ACTIVITY: Restate the following entries exactly. Keep the pictures out.

════════════════

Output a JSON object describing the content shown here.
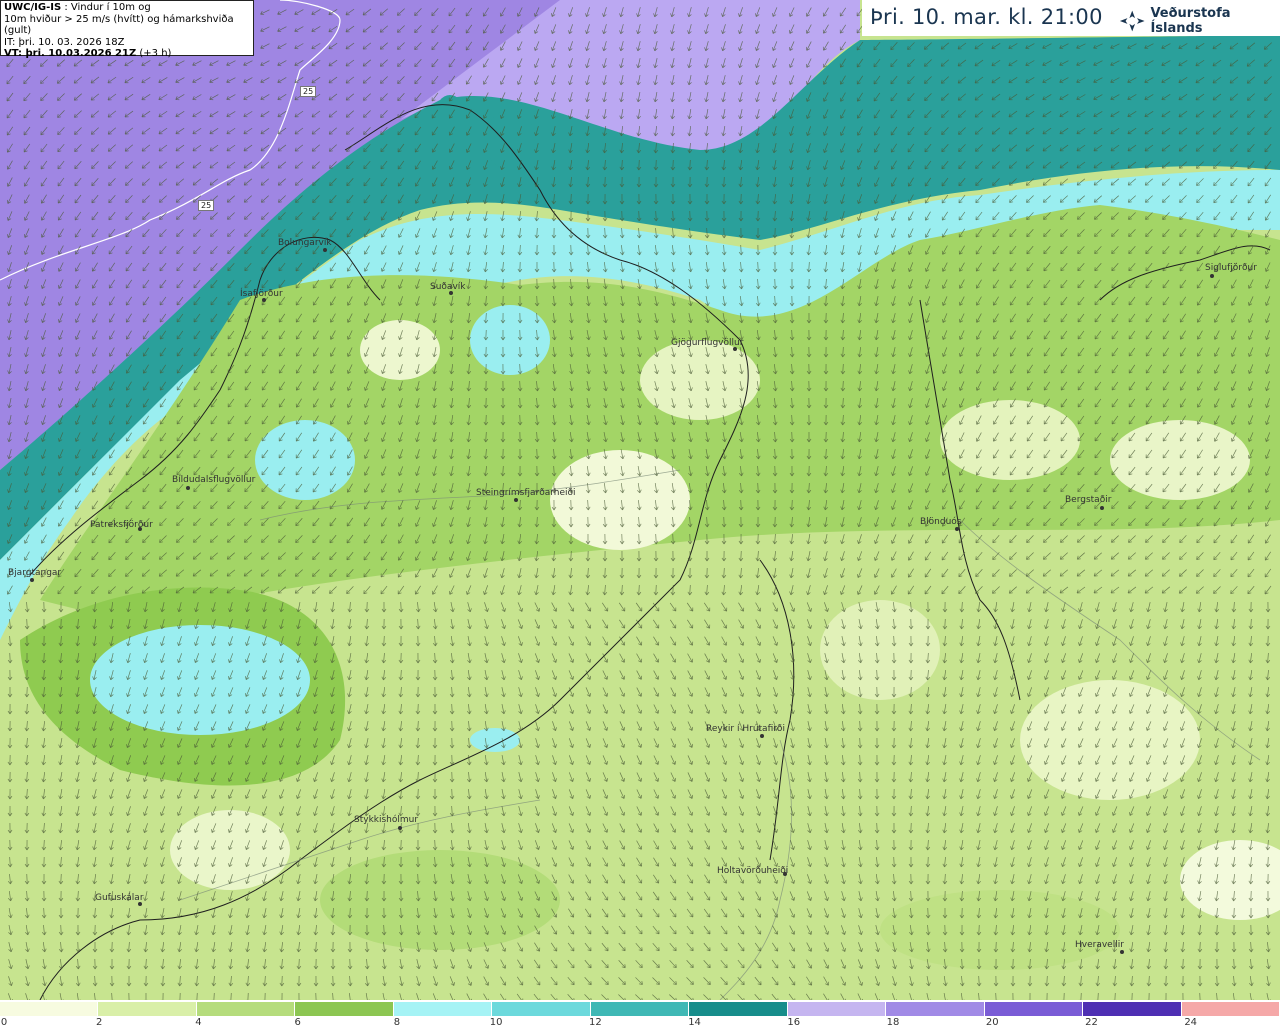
{
  "info": {
    "model": "UWC/IG-IS",
    "line1_rest": " : Vindur í 10m og",
    "line2": "10m hviður > 25 m/s (hvítt) og hámarkshviða (gult)",
    "line3": "IT: þri. 10. 03. 2026 18Z",
    "line4_bold": "VT: þri. 10.03.2026 21Z",
    "line4_rest": " (+3 h)"
  },
  "header": {
    "datetime": "Þri. 10. mar. kl. 21:00",
    "brand": "Veðurstofa Íslands",
    "brand_icon": "vedurstofa-logo-icon"
  },
  "contour_labels": [
    "25",
    "25"
  ],
  "places": [
    {
      "name": "Bolungarvík"
    },
    {
      "name": "Ísafjörður"
    },
    {
      "name": "Suðavík"
    },
    {
      "name": "Gjögurflugvöllur"
    },
    {
      "name": "Siglufjörður"
    },
    {
      "name": "Bíldudalsflugvöllur"
    },
    {
      "name": "Patreksfjörður"
    },
    {
      "name": "Bjargtangar"
    },
    {
      "name": "Steingrímsfjarðarheiði"
    },
    {
      "name": "Blönduós"
    },
    {
      "name": "Bergstaðir"
    },
    {
      "name": "Reykir í Hrútafirði"
    },
    {
      "name": "Stykkishólmur"
    },
    {
      "name": "Holtavörðuheiði"
    },
    {
      "name": "Gufuskálar"
    },
    {
      "name": "Hveravellir"
    }
  ],
  "legend": {
    "ticks": [
      "0",
      "2",
      "4",
      "6",
      "8",
      "10",
      "12",
      "14",
      "16",
      "18",
      "20",
      "22",
      "24"
    ],
    "colors": [
      "#f7fbe0",
      "#d9efa8",
      "#b5dc7c",
      "#8cc652",
      "#a5f3f5",
      "#6cd9dc",
      "#3fb8b5",
      "#178d8b",
      "#c5b5f0",
      "#a18ae6",
      "#7a5cd6",
      "#4e2fb3",
      "#f5a8a8"
    ]
  },
  "map_layers": {
    "sea_far": "#a890e8",
    "sea_violet": "#b9a6f0",
    "sea_teal": "#2aa8a2",
    "sea_cyan": "#9ff0f0",
    "land_green": "#a7d76a",
    "land_light": "#d6efa5",
    "land_pale": "#f2f9d8",
    "arrow_color": "#4a5a36"
  }
}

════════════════

TASK RESPONSE:
Output a JSON object describing the content shown here.
{
  "info": {
    "model": "UWC/IG-IS",
    "line1_rest": " : Vindur í 10m og",
    "line2": "10m hviður > 25 m/s (hvítt) og hámarkshviða (gult)",
    "line3": "IT: þri. 10. 03. 2026 18Z",
    "line4_bold": "VT: þri. 10.03.2026 21Z",
    "line4_rest": " (+3 h)"
  },
  "header": {
    "datetime": "Þri. 10. mar. kl. 21:00",
    "brand": "Veðurstofa Íslands",
    "brand_icon": "vedurstofa-logo-icon"
  },
  "contour_labels": [
    "25",
    "25"
  ],
  "places": [
    {
      "name": "Bolungarvík"
    },
    {
      "name": "Ísafjörður"
    },
    {
      "name": "Suðavík"
    },
    {
      "name": "Gjögurflugvöllur"
    },
    {
      "name": "Siglufjörður"
    },
    {
      "name": "Bíldudalsflugvöllur"
    },
    {
      "name": "Patreksfjörður"
    },
    {
      "name": "Bjargtangar"
    },
    {
      "name": "Steingrímsfjarðarheiði"
    },
    {
      "name": "Blönduós"
    },
    {
      "name": "Bergstaðir"
    },
    {
      "name": "Reykir í Hrútafirði"
    },
    {
      "name": "Stykkishólmur"
    },
    {
      "name": "Holtavörðuheiði"
    },
    {
      "name": "Gufuskálar"
    },
    {
      "name": "Hveravellir"
    }
  ],
  "legend": {
    "ticks": [
      "0",
      "2",
      "4",
      "6",
      "8",
      "10",
      "12",
      "14",
      "16",
      "18",
      "20",
      "22",
      "24"
    ],
    "colors": [
      "#f7fbe0",
      "#d9efa8",
      "#b5dc7c",
      "#8cc652",
      "#a5f3f5",
      "#6cd9dc",
      "#3fb8b5",
      "#178d8b",
      "#c5b5f0",
      "#a18ae6",
      "#7a5cd6",
      "#4e2fb3",
      "#f5a8a8"
    ]
  },
  "map_layers": {
    "sea_far": "#a890e8",
    "sea_violet": "#b9a6f0",
    "sea_teal": "#2aa8a2",
    "sea_cyan": "#9ff0f0",
    "land_green": "#a7d76a",
    "land_light": "#d6efa5",
    "land_pale": "#f2f9d8",
    "arrow_color": "#4a5a36"
  }
}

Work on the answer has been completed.